• _WHAT TO WORK ON_
The full listing should be set down exactly as it reads.
+++ INPUT DATA
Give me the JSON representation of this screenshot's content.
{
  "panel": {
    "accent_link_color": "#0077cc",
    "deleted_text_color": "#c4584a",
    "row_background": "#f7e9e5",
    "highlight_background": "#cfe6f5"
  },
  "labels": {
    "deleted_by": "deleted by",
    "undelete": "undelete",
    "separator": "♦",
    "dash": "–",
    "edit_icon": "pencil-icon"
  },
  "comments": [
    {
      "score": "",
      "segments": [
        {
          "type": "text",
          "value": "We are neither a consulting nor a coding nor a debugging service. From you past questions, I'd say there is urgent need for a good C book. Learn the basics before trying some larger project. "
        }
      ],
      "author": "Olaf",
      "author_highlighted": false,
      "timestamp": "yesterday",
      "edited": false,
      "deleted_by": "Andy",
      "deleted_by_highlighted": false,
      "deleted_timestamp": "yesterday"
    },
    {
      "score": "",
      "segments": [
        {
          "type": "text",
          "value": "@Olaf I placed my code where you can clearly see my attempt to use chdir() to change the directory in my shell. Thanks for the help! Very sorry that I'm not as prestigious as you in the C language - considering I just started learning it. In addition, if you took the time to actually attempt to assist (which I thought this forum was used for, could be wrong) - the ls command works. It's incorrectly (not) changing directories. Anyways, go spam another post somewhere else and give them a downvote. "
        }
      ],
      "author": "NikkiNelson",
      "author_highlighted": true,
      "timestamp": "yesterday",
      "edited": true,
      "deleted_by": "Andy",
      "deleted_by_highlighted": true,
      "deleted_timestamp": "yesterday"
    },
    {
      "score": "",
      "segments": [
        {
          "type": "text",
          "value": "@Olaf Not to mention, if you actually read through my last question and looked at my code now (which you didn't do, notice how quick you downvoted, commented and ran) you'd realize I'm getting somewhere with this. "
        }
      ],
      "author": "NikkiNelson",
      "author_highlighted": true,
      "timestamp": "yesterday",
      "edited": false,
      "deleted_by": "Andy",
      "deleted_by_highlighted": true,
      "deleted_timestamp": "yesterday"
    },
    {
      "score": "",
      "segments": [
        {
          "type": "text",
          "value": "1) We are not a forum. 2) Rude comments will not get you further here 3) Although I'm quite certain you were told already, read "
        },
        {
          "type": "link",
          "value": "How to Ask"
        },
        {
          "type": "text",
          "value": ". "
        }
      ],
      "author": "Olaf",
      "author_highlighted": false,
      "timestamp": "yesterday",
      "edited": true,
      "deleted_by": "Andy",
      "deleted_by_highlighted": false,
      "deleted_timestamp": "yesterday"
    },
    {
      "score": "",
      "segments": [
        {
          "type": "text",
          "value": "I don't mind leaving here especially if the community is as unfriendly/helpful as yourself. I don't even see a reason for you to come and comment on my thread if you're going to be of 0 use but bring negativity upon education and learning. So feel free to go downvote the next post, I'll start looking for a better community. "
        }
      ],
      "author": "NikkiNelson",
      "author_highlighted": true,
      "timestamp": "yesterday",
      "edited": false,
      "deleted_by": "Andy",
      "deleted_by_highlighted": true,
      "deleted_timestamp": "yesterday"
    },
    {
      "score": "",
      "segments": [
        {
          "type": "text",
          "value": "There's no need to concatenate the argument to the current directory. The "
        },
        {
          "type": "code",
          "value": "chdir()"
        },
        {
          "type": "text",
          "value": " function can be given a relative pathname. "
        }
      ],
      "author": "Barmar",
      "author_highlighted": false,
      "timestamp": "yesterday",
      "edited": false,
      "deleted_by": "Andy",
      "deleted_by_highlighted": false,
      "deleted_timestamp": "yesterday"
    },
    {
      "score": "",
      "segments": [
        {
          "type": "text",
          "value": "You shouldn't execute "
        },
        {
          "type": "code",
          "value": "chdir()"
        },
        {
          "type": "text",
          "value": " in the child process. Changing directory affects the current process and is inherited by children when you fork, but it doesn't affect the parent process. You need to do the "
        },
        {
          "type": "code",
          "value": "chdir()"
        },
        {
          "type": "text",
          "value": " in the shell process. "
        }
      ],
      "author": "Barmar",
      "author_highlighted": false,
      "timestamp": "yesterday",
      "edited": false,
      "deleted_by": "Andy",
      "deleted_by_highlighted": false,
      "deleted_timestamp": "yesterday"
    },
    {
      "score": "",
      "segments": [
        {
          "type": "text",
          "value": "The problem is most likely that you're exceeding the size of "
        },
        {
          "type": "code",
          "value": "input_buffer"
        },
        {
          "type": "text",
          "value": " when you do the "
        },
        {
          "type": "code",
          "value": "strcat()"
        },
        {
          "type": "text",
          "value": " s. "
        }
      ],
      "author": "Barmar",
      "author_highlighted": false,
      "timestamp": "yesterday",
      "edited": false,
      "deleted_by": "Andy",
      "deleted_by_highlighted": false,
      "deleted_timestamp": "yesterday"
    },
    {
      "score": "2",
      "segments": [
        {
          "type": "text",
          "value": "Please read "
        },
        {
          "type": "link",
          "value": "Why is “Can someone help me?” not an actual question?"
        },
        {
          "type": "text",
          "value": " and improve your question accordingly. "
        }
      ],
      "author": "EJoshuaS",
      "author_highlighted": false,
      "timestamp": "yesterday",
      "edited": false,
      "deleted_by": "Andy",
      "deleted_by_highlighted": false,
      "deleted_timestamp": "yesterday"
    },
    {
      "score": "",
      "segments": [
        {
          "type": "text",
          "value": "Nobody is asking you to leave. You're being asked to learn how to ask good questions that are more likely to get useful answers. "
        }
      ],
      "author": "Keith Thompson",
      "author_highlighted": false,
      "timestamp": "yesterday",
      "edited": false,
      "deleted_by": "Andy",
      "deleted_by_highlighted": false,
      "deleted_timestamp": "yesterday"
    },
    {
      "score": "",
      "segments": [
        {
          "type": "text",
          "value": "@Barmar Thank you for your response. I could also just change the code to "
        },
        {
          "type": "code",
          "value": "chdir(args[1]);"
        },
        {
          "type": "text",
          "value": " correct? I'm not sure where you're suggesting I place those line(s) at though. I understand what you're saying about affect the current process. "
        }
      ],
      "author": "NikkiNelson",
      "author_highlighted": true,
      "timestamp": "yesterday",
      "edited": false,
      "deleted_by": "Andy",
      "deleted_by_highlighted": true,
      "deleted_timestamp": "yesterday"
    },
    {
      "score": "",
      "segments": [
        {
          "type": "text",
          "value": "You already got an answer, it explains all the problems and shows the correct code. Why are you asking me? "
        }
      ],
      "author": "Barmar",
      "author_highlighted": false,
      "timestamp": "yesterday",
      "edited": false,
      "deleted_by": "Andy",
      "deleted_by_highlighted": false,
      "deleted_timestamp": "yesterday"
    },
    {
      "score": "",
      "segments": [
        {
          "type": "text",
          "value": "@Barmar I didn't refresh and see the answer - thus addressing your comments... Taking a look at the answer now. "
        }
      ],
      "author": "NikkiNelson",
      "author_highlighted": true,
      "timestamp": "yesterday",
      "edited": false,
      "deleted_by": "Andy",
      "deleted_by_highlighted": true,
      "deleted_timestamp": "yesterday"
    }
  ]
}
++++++
• _COMPLETED TASK_
Give me the JSON representation of this screenshot's content.
{
  "panel": {
    "accent_link_color": "#0077cc",
    "deleted_text_color": "#c4584a",
    "row_background": "#f7e9e5",
    "highlight_background": "#cfe6f5"
  },
  "labels": {
    "deleted_by": "deleted by",
    "undelete": "undelete",
    "separator": "♦",
    "dash": "–",
    "edit_icon": "pencil-icon"
  },
  "comments": [
    {
      "score": "",
      "segments": [
        {
          "type": "text",
          "value": "We are neither a consulting nor a coding nor a debugging service. From you past questions, I'd say there is urgent need for a good C book. Learn the basics before trying some larger project. "
        }
      ],
      "author": "Olaf",
      "author_highlighted": false,
      "timestamp": "yesterday",
      "edited": false,
      "deleted_by": "Andy",
      "deleted_by_highlighted": false,
      "deleted_timestamp": "yesterday"
    },
    {
      "score": "",
      "segments": [
        {
          "type": "text",
          "value": "@Olaf I placed my code where you can clearly see my attempt to use chdir() to change the directory in my shell. Thanks for the help! Very sorry that I'm not as prestigious as you in the C language - considering I just started learning it. In addition, if you took the time to actually attempt to assist (which I thought this forum was used for, could be wrong) - the ls command works. It's incorrectly (not) changing directories. Anyways, go spam another post somewhere else and give them a downvote. "
        }
      ],
      "author": "NikkiNelson",
      "author_highlighted": true,
      "timestamp": "yesterday",
      "edited": true,
      "deleted_by": "Andy",
      "deleted_by_highlighted": true,
      "deleted_timestamp": "yesterday"
    },
    {
      "score": "",
      "segments": [
        {
          "type": "text",
          "value": "@Olaf Not to mention, if you actually read through my last question and looked at my code now (which you didn't do, notice how quick you downvoted, commented and ran) you'd realize I'm getting somewhere with this. "
        }
      ],
      "author": "NikkiNelson",
      "author_highlighted": true,
      "timestamp": "yesterday",
      "edited": false,
      "deleted_by": "Andy",
      "deleted_by_highlighted": true,
      "deleted_timestamp": "yesterday"
    },
    {
      "score": "",
      "segments": [
        {
          "type": "text",
          "value": "1) We are not a forum. 2) Rude comments will not get you further here 3) Although I'm quite certain you were told already, read "
        },
        {
          "type": "link",
          "value": "How to Ask"
        },
        {
          "type": "text",
          "value": ". "
        }
      ],
      "author": "Olaf",
      "author_highlighted": false,
      "timestamp": "yesterday",
      "edited": true,
      "deleted_by": "Andy",
      "deleted_by_highlighted": false,
      "deleted_timestamp": "yesterday"
    },
    {
      "score": "",
      "segments": [
        {
          "type": "text",
          "value": "I don't mind leaving here especially if the community is as unfriendly/helpful as yourself. I don't even see a reason for you to come and comment on my thread if you're going to be of 0 use but bring negativity upon education and learning. So feel free to go downvote the next post, I'll start looking for a better community. "
        }
      ],
      "author": "NikkiNelson",
      "author_highlighted": true,
      "timestamp": "yesterday",
      "edited": false,
      "deleted_by": "Andy",
      "deleted_by_highlighted": true,
      "deleted_timestamp": "yesterday"
    },
    {
      "score": "",
      "segments": [
        {
          "type": "text",
          "value": "There's no need to concatenate the argument to the current directory. The "
        },
        {
          "type": "code",
          "value": "chdir()"
        },
        {
          "type": "text",
          "value": " function can be given a relative pathname. "
        }
      ],
      "author": "Barmar",
      "author_highlighted": false,
      "timestamp": "yesterday",
      "edited": false,
      "deleted_by": "Andy",
      "deleted_by_highlighted": false,
      "deleted_timestamp": "yesterday"
    },
    {
      "score": "",
      "segments": [
        {
          "type": "text",
          "value": "You shouldn't execute "
        },
        {
          "type": "code",
          "value": "chdir()"
        },
        {
          "type": "text",
          "value": " in the child process. Changing directory affects the current process and is inherited by children when you fork, but it doesn't affect the parent process. You need to do the "
        },
        {
          "type": "code",
          "value": "chdir()"
        },
        {
          "type": "text",
          "value": " in the shell process. "
        }
      ],
      "author": "Barmar",
      "author_highlighted": false,
      "timestamp": "yesterday",
      "edited": false,
      "deleted_by": "Andy",
      "deleted_by_highlighted": false,
      "deleted_timestamp": "yesterday"
    },
    {
      "score": "",
      "segments": [
        {
          "type": "text",
          "value": "The problem is most likely that you're exceeding the size of "
        },
        {
          "type": "code",
          "value": "input_buffer"
        },
        {
          "type": "text",
          "value": " when you do the "
        },
        {
          "type": "code",
          "value": "strcat()"
        },
        {
          "type": "text",
          "value": " s. "
        }
      ],
      "author": "Barmar",
      "author_highlighted": false,
      "timestamp": "yesterday",
      "edited": false,
      "deleted_by": "Andy",
      "deleted_by_highlighted": false,
      "deleted_timestamp": "yesterday"
    },
    {
      "score": "2",
      "segments": [
        {
          "type": "text",
          "value": "Please read "
        },
        {
          "type": "link",
          "value": "Why is “Can someone help me?” not an actual question?"
        },
        {
          "type": "text",
          "value": " and improve your question accordingly. "
        }
      ],
      "author": "EJoshuaS",
      "author_highlighted": false,
      "timestamp": "yesterday",
      "edited": false,
      "deleted_by": "Andy",
      "deleted_by_highlighted": false,
      "deleted_timestamp": "yesterday"
    },
    {
      "score": "",
      "segments": [
        {
          "type": "text",
          "value": "Nobody is asking you to leave. You're being asked to learn how to ask good questions that are more likely to get useful answers. "
        }
      ],
      "author": "Keith Thompson",
      "author_highlighted": false,
      "timestamp": "yesterday",
      "edited": false,
      "deleted_by": "Andy",
      "deleted_by_highlighted": false,
      "deleted_timestamp": "yesterday"
    },
    {
      "score": "",
      "segments": [
        {
          "type": "text",
          "value": "@Barmar Thank you for your response. I could also just change the code to "
        },
        {
          "type": "code",
          "value": "chdir(args[1]);"
        },
        {
          "type": "text",
          "value": " correct? I'm not sure where you're suggesting I place those line(s) at though. I understand what you're saying about affect the current process. "
        }
      ],
      "author": "NikkiNelson",
      "author_highlighted": true,
      "timestamp": "yesterday",
      "edited": false,
      "deleted_by": "Andy",
      "deleted_by_highlighted": true,
      "deleted_timestamp": "yesterday"
    },
    {
      "score": "",
      "segments": [
        {
          "type": "text",
          "value": "You already got an answer, it explains all the problems and shows the correct code. Why are you asking me? "
        }
      ],
      "author": "Barmar",
      "author_highlighted": false,
      "timestamp": "yesterday",
      "edited": false,
      "deleted_by": "Andy",
      "deleted_by_highlighted": false,
      "deleted_timestamp": "yesterday"
    },
    {
      "score": "",
      "segments": [
        {
          "type": "text",
          "value": "@Barmar I didn't refresh and see the answer - thus addressing your comments... Taking a look at the answer now. "
        }
      ],
      "author": "NikkiNelson",
      "author_highlighted": true,
      "timestamp": "yesterday",
      "edited": false,
      "deleted_by": "Andy",
      "deleted_by_highlighted": true,
      "deleted_timestamp": "yesterday"
    }
  ]
}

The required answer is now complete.